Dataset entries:
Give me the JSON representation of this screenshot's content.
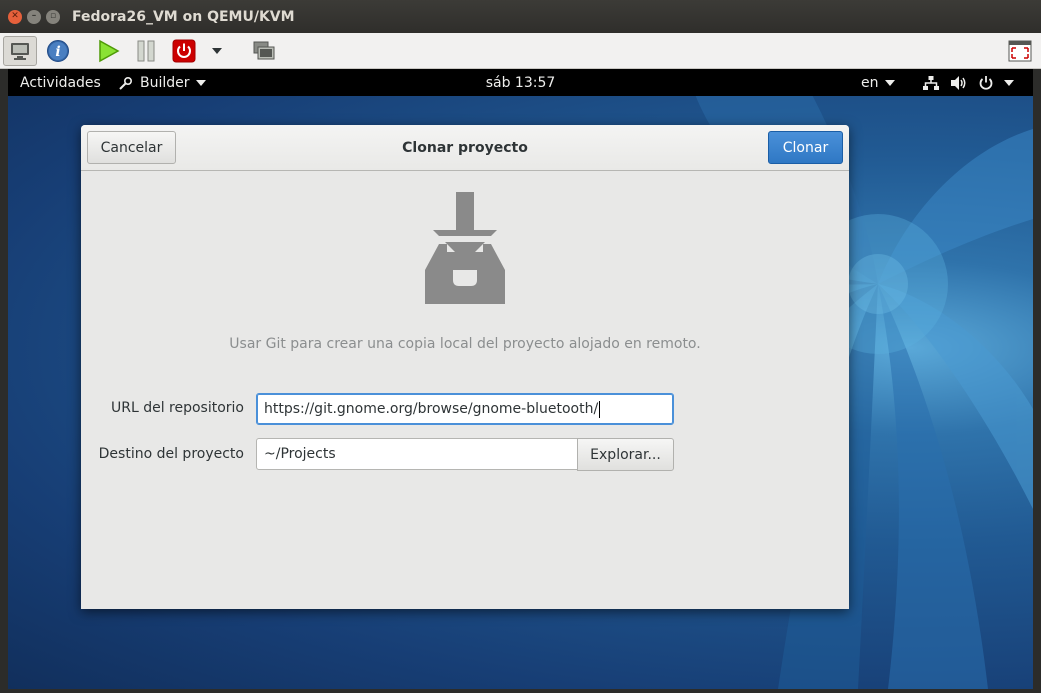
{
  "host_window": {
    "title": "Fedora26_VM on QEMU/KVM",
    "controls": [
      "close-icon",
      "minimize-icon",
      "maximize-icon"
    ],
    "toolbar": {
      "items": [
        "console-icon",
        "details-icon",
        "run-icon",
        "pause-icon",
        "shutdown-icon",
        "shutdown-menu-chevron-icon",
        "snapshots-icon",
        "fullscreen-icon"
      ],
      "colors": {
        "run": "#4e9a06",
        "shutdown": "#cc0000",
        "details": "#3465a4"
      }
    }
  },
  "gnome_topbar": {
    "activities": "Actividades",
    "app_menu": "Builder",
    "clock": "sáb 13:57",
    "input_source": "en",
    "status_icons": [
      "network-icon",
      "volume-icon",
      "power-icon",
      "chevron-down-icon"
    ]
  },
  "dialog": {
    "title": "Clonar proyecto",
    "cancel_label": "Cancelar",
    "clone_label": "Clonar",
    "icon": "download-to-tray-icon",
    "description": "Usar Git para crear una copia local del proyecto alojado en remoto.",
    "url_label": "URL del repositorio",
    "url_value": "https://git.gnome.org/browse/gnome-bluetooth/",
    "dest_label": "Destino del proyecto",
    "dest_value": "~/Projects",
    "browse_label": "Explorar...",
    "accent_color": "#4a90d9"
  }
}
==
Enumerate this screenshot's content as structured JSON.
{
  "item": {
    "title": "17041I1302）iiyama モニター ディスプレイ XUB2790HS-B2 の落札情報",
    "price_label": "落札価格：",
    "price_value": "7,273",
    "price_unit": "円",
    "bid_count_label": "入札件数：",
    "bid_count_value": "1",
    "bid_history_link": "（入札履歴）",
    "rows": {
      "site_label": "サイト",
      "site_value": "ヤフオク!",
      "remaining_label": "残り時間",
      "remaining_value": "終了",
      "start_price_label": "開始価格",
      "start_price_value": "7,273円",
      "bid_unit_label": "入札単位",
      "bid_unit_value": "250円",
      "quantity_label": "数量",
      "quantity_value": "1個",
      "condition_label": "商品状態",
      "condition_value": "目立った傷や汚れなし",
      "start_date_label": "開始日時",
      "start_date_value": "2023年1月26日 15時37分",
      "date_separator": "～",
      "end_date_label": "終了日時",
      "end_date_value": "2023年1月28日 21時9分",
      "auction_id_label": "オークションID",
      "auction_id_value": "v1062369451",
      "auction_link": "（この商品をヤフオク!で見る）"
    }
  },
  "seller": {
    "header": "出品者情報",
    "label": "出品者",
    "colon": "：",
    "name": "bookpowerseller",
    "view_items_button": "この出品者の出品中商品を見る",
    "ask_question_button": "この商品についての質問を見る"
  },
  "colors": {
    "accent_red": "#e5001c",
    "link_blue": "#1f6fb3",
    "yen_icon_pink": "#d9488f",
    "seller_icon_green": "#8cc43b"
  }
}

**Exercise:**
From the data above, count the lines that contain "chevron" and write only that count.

**Exercise answer:**
2